## [REQUIRED ACTION]
Copy out each record below, exactly as given.

Element data from apps and pages
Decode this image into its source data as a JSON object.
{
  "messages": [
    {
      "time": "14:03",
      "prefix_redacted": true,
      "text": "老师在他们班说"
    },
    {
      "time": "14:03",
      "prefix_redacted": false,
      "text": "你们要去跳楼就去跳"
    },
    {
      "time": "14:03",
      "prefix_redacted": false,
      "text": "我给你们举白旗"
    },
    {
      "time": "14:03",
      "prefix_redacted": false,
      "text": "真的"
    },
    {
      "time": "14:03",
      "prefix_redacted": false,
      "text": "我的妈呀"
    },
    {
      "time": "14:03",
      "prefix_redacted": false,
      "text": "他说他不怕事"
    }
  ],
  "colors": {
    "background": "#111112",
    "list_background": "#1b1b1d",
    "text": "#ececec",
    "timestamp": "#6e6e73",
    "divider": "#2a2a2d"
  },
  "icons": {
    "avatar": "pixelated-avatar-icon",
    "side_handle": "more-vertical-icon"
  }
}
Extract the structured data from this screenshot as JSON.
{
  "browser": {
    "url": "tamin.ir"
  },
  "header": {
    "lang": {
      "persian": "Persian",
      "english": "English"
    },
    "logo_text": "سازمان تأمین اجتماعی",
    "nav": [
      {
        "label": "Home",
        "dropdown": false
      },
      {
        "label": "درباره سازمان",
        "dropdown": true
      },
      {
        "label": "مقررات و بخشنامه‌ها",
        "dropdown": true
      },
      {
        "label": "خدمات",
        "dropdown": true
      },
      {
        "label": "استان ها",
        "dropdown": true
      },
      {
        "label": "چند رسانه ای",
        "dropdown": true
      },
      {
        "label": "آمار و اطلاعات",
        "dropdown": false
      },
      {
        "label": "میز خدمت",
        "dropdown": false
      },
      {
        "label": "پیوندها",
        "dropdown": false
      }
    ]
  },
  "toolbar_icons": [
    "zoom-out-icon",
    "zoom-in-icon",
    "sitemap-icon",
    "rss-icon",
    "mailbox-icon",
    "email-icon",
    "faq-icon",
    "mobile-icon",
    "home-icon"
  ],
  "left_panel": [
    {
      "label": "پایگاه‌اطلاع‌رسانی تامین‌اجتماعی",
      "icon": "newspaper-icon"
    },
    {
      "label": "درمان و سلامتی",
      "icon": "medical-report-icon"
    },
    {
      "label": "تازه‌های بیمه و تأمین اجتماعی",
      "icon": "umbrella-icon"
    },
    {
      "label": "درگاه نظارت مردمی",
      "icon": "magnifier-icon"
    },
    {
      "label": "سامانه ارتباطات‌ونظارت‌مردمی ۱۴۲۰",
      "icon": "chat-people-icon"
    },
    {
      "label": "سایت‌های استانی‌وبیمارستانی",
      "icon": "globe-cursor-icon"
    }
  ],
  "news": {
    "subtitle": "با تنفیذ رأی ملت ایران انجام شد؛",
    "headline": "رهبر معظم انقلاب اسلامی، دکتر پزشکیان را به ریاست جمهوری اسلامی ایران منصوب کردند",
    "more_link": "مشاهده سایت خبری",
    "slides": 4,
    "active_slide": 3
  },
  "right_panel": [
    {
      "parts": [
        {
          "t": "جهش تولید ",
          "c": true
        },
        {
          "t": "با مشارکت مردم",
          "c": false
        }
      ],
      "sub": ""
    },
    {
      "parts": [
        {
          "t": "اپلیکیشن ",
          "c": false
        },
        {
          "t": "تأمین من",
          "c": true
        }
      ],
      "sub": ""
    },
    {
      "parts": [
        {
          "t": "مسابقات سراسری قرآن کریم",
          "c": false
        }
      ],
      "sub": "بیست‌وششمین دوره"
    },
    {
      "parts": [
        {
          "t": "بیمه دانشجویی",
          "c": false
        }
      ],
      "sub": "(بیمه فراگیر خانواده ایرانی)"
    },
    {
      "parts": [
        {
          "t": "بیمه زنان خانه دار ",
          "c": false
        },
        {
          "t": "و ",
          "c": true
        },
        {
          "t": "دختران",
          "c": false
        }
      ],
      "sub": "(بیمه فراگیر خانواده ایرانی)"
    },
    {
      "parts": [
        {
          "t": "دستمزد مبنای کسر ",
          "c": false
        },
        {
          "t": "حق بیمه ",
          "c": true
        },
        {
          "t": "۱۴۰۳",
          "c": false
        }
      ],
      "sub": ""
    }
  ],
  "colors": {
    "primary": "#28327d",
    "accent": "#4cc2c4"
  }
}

## [EXERCISE RESULT]
Decode this image into its source data as a JSON object.
{
  "messages": [
    {
      "time": "14:03",
      "prefix_redacted": true,
      "text": "老师在他们班说"
    },
    {
      "time": "14:03",
      "prefix_redacted": false,
      "text": "你们要去跳楼就去跳"
    },
    {
      "time": "14:03",
      "prefix_redacted": false,
      "text": "我给你们举白旗"
    },
    {
      "time": "14:03",
      "prefix_redacted": false,
      "text": "真的"
    },
    {
      "time": "14:03",
      "prefix_redacted": false,
      "text": "我的妈呀"
    },
    {
      "time": "14:03",
      "prefix_redacted": false,
      "text": "他说他不怕事"
    }
  ],
  "colors": {
    "background": "#111112",
    "list_background": "#1b1b1d",
    "text": "#ececec",
    "timestamp": "#6e6e73",
    "divider": "#2a2a2d"
  },
  "icons": {
    "avatar": "pixelated-avatar-icon",
    "side_handle": "more-vertical-icon"
  }
}
Extract the structured data from this screenshot as JSON.
{
  "browser": {
    "url": "tamin.ir"
  },
  "header": {
    "lang": {
      "persian": "Persian",
      "english": "English"
    },
    "logo_text": "سازمان تأمین اجتماعی",
    "nav": [
      {
        "label": "Home",
        "dropdown": false
      },
      {
        "label": "درباره سازمان",
        "dropdown": true
      },
      {
        "label": "مقررات و بخشنامه‌ها",
        "dropdown": true
      },
      {
        "label": "خدمات",
        "dropdown": true
      },
      {
        "label": "استان ها",
        "dropdown": true
      },
      {
        "label": "چند رسانه ای",
        "dropdown": true
      },
      {
        "label": "آمار و اطلاعات",
        "dropdown": false
      },
      {
        "label": "میز خدمت",
        "dropdown": false
      },
      {
        "label": "پیوندها",
        "dropdown": false
      }
    ]
  },
  "toolbar_icons": [
    "zoom-out-icon",
    "zoom-in-icon",
    "sitemap-icon",
    "rss-icon",
    "mailbox-icon",
    "email-icon",
    "faq-icon",
    "mobile-icon",
    "home-icon"
  ],
  "left_panel": [
    {
      "label": "پایگاه‌اطلاع‌رسانی تامین‌اجتماعی",
      "icon": "newspaper-icon"
    },
    {
      "label": "درمان و سلامتی",
      "icon": "medical-report-icon"
    },
    {
      "label": "تازه‌های بیمه و تأمین اجتماعی",
      "icon": "umbrella-icon"
    },
    {
      "label": "درگاه نظارت مردمی",
      "icon": "magnifier-icon"
    },
    {
      "label": "سامانه ارتباطات‌ونظارت‌مردمی ۱۴۲۰",
      "icon": "chat-people-icon"
    },
    {
      "label": "سایت‌های استانی‌وبیمارستانی",
      "icon": "globe-cursor-icon"
    }
  ],
  "news": {
    "subtitle": "با تنفیذ رأی ملت ایران انجام شد؛",
    "headline": "رهبر معظم انقلاب اسلامی، دکتر پزشکیان را به ریاست جمهوری اسلامی ایران منصوب کردند",
    "more_link": "مشاهده سایت خبری",
    "slides": 4,
    "active_slide": 3
  },
  "right_panel": [
    {
      "parts": [
        {
          "t": "جهش تولید ",
          "c": true
        },
        {
          "t": "با مشارکت مردم",
          "c": false
        }
      ],
      "sub": ""
    },
    {
      "parts": [
        {
          "t": "اپلیکیشن ",
          "c": false
        },
        {
          "t": "تأمین من",
          "c": true
        }
      ],
      "sub": ""
    },
    {
      "parts": [
        {
          "t": "مسابقات سراسری قرآن کریم",
          "c": false
        }
      ],
      "sub": "بیست‌وششمین دوره"
    },
    {
      "parts": [
        {
          "t": "بیمه دانشجویی",
          "c": false
        }
      ],
      "sub": "(بیمه فراگیر خانواده ایرانی)"
    },
    {
      "parts": [
        {
          "t": "بیمه زنان خانه دار ",
          "c": false
        },
        {
          "t": "و ",
          "c": true
        },
        {
          "t": "دختران",
          "c": false
        }
      ],
      "sub": "(بیمه فراگیر خانواده ایرانی)"
    },
    {
      "parts": [
        {
          "t": "دستمزد مبنای کسر ",
          "c": false
        },
        {
          "t": "حق بیمه ",
          "c": true
        },
        {
          "t": "۱۴۰۳",
          "c": false
        }
      ],
      "sub": ""
    }
  ],
  "colors": {
    "primary": "#28327d",
    "accent": "#4cc2c4"
  }
}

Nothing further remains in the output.